By Tom Geoghegan
England football fans heading to Germany for the World Cup are getting free language classes. So how are the verb conjugations going?
A corner forever England...
"Meine Hobbys sind: Fussball sehen, Bier trinken und schlafen."
England fans are sometimes renowned for their language but rarely for their linguistic skills.
Yet within minutes of beginning the class, some with no previous knowledge of German can say: "My hobbies are football, drinking beer and sleeping."
Language lessons at school were rarely so honest, but this is German with a touch of the football terraces.
The Goethe Institute in London is teaching fans heading to the summer's World Cup a basic grasp of the language.
And there isn't a past participle in sight during the two-hour, fortnightly class, which starts with the standard exchange of pleasantries - hello, how are you and so on.
USEFUL WORDS & PHRASES
Die Blamage: Disgrace
Die Spielverzoegerung: Time-wasting
Wer wird Weltmeister? Who will win the World Cup?
Schiri, bist du blind? Are you blind, ref?
Shiri, wir wissen wo dein Auto steht! We know where your car is, ref!
Then it's more familiar territory for football fans.
It will take more than Was ist deine Lieblingmannschaft? (What's your favourite team?) and Wer ist dein Lieblingsspieler? (Who's your favourite player?) to erase the bitter memories of missed penalty kicks and Gazza's tears. But it's a start.
A chorus of "Nein!" greets the suggestion in class that Manchester Utd is the best team, which is an accolade - in this non-partisan atmosphere - given overwhelmingly to Brazil.
Indeed among 25 people of all ages and nationalities, it's hard to find anyone who's going to be among the 100,000 England fans believed to be heading to Germany.
Sitting close to a Scot, who will be watching on television to cheer on England's opponents, is the Three Lions contingent, represented by an England-shirted Steve Shirley, 52, from Essex.
He's attended every qualifying game and he's waiting to hear if he's got tickets for the finals. And he's full of enthusiasm for the class.
"It's excellent," he says. "I like languages and try to learn a bit wherever I go. Usually I start off with 'hello', 'goodbye', directions and 'two beers please'. 'Zwei Bier, bitte'."
In one corner of the class there are three people who all have German partners.
"We talk about how annoying Germans are," jokes Lihong Shao, 29.

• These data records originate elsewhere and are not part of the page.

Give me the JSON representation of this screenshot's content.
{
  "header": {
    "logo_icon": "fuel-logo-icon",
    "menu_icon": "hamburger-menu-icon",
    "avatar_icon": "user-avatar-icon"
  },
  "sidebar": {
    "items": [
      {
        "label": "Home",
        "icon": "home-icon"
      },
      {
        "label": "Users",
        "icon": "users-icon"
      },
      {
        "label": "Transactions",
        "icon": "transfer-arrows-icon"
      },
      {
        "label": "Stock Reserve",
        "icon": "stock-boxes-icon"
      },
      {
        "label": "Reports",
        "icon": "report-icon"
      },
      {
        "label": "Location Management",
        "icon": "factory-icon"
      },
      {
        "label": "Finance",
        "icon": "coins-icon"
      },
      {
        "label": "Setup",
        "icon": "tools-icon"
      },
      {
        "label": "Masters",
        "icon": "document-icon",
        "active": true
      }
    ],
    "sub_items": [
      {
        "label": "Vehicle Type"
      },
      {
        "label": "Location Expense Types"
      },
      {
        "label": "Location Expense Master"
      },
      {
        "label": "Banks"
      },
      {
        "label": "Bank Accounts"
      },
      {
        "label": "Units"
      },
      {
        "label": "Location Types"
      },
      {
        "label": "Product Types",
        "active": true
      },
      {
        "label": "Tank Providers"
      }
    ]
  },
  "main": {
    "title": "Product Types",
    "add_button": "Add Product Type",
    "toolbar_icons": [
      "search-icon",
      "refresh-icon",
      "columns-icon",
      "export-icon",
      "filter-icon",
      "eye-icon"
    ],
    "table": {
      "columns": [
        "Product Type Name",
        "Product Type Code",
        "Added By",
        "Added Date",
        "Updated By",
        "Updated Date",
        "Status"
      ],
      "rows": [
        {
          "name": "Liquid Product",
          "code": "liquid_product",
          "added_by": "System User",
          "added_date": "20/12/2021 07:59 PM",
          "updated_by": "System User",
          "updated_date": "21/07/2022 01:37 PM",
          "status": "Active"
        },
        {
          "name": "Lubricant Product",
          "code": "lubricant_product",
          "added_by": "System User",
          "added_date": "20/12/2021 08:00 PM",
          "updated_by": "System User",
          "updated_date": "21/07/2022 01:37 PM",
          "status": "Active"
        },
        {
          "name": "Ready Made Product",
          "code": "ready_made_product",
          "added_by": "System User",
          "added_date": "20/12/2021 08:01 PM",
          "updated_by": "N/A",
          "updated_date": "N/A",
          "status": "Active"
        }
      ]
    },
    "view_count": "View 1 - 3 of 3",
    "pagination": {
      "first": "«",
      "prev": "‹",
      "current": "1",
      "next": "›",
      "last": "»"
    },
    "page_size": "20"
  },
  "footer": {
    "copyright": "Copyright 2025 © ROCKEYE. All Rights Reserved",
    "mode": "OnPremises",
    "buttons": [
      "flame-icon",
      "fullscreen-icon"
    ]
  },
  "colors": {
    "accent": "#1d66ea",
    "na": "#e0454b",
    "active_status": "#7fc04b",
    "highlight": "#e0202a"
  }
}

"And we're very popular when we get home. He's very supportive and he's wanted me to learn for many years and this is a good opportunity."
The lesson continues with some German geography - in relation to World Cup venues, of course.
"Now this time shout it out!"
Then it's time for some cordial phrases to direct at the referee - Gelbe Karte! Schiri, bist du bloed? Shiri, wir wissen wo dein Auto steht! (Yellow card! Are you stupid, ref? We know where your car is, ref!)
And for the rousing finale, they are shouted, led by the energetic teacher Katja Wostradowski.
She thinks adding fun football language is not just about having a laugh, it does aid learning.
But some pupils see a serious objective in bridging the cultural divide.
"This is an opportunity for 100,000 England fans who are going to a country they have probably never visited before," says Jeremy Killingray, who is from Peterborough.
"They don't go there for holidays because of history and fear and it's an opportunity to break that down.
Don't mention the 5-1 thrashing
"It's time people understood the modern Germany. A lot of people used to go there before the world wars, when there were strong royal family links."
The 43-year-old, who has tickets for Australia versus Croatia and Tunisia versus Ukraine, believes the World Cup can challenge the misconceptions borne from events during the 20th Century.
"A lot of people will get an experience of Germany which will surprise them very much - trains running on time, a warm welcome and English speakers."
And maybe a few fans will be able to answer in the native tongue.